» **Records for the exercise**:
++++++++
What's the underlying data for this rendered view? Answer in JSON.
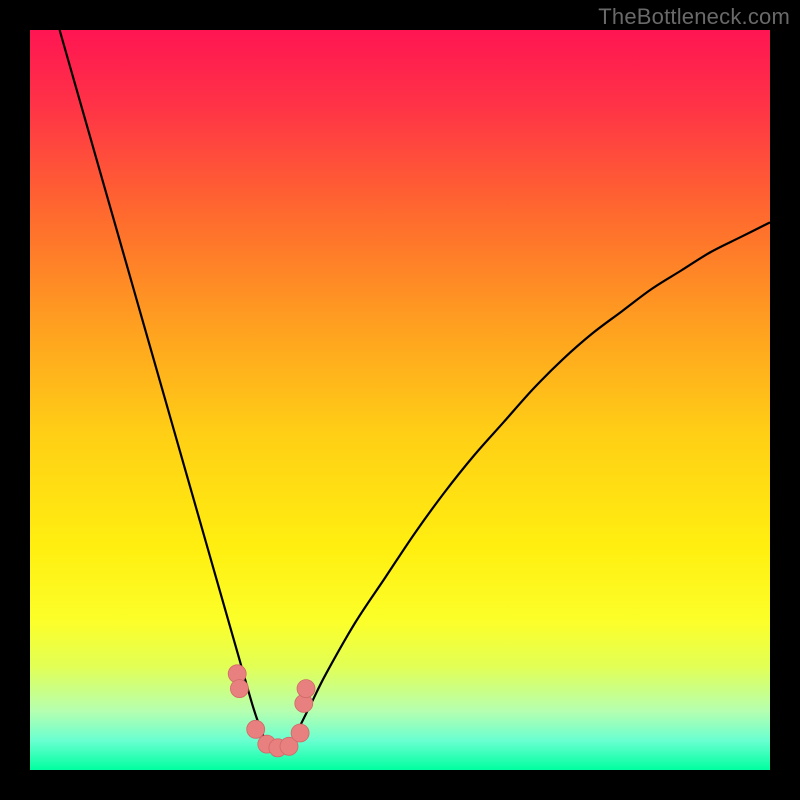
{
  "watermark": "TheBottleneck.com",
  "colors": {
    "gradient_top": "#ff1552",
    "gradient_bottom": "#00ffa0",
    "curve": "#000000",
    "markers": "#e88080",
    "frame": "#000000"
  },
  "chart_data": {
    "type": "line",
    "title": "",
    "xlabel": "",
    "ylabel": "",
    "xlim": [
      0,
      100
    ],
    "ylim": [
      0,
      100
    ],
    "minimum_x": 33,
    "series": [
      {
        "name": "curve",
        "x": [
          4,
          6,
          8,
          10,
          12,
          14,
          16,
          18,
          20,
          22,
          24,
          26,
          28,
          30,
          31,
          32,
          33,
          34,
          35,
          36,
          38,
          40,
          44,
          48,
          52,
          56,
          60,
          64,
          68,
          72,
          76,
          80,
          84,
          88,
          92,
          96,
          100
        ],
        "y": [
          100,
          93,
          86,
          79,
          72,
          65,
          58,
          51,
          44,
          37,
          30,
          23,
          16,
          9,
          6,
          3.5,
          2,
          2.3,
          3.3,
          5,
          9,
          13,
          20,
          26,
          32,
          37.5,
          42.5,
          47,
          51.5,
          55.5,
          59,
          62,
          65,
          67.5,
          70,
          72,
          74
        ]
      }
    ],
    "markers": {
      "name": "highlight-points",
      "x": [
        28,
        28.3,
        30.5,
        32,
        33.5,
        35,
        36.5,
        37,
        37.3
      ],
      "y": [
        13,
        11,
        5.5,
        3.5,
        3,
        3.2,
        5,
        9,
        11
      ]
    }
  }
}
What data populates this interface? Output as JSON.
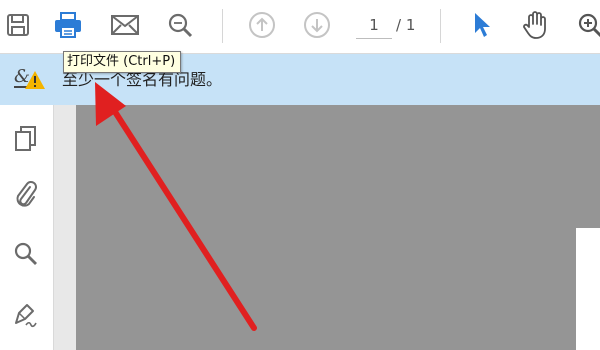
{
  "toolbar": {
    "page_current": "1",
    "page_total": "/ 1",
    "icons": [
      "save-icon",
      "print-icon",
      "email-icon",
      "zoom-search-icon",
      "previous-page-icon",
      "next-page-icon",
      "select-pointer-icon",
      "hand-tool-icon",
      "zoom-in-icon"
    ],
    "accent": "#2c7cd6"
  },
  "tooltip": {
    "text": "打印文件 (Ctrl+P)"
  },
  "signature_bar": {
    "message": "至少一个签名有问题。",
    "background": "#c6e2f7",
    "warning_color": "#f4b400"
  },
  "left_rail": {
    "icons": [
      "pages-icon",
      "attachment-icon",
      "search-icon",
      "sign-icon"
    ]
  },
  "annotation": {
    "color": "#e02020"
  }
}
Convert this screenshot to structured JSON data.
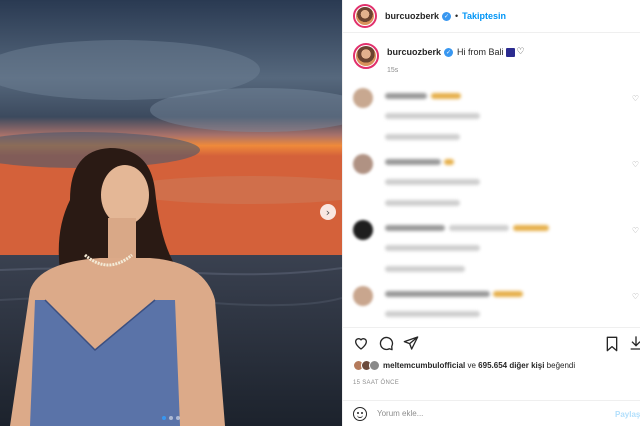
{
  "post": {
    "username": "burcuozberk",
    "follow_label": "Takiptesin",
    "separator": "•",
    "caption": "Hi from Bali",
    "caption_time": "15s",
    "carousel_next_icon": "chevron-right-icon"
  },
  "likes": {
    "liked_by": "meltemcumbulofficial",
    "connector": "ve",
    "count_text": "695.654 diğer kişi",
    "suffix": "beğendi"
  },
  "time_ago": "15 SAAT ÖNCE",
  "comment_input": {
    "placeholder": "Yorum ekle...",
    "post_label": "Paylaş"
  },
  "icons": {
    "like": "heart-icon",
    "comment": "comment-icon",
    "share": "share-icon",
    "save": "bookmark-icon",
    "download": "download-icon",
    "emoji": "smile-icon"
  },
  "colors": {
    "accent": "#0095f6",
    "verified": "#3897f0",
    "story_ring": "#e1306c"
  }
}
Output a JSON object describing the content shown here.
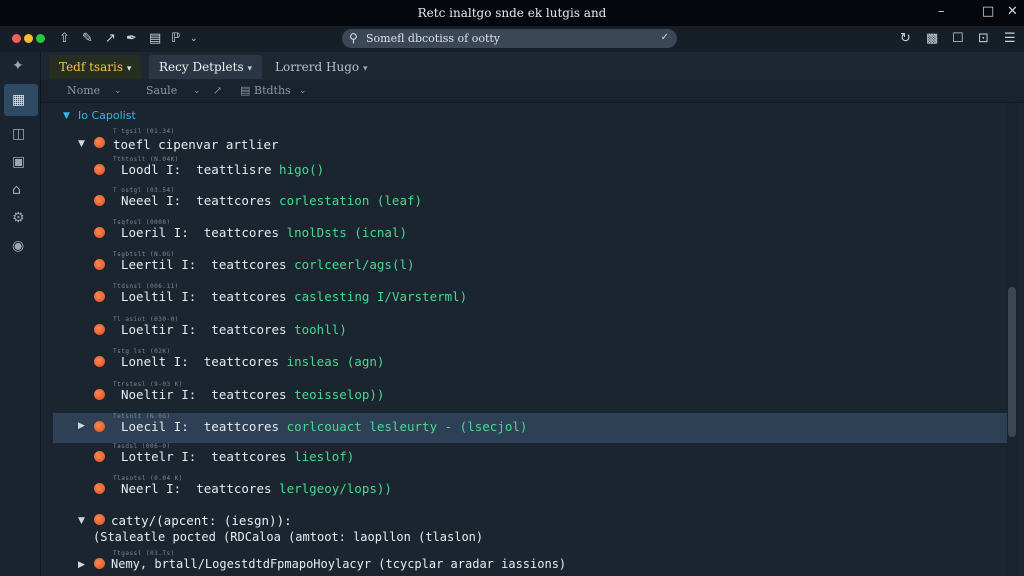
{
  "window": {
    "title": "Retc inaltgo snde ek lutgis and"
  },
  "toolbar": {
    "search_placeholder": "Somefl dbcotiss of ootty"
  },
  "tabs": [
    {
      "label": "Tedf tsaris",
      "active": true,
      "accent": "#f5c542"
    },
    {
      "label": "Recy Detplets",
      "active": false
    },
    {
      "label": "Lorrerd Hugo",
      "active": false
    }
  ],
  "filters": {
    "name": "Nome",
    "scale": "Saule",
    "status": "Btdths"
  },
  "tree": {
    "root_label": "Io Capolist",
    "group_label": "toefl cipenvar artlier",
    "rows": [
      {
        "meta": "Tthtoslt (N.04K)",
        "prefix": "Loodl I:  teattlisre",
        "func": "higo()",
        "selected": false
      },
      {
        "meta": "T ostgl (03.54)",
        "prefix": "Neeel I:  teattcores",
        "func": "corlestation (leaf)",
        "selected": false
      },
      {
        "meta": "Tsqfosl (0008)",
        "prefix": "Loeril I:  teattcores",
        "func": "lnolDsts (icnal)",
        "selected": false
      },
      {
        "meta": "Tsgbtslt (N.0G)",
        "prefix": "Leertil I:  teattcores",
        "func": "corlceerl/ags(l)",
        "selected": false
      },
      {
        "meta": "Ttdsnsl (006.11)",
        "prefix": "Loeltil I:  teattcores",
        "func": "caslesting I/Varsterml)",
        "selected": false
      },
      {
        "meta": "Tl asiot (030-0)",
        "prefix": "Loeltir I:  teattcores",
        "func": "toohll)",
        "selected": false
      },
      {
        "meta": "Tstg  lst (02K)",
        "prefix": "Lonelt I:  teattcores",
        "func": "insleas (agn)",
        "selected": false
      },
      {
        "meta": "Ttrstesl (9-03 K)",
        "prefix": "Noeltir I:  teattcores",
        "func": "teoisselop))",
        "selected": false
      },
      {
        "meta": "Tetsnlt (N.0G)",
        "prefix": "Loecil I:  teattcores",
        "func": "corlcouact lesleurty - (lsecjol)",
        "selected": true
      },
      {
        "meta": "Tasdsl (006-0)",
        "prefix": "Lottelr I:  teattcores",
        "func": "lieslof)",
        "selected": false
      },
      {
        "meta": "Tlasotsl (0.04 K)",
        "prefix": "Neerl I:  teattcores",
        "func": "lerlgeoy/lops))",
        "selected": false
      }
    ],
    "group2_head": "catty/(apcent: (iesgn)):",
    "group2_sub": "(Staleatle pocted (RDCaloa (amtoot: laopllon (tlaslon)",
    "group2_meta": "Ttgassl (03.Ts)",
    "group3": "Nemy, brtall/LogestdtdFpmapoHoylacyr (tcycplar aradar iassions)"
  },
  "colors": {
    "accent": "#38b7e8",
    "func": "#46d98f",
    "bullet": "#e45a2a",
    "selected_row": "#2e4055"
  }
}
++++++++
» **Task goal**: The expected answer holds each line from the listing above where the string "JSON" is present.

» **Result of this task**:
What's the underlying data for this rendered view? Answer in JSON.
What data populates this interface? Output as JSON.
Convert this screenshot to structured JSON data.
Output a JSON object describing the content shown here.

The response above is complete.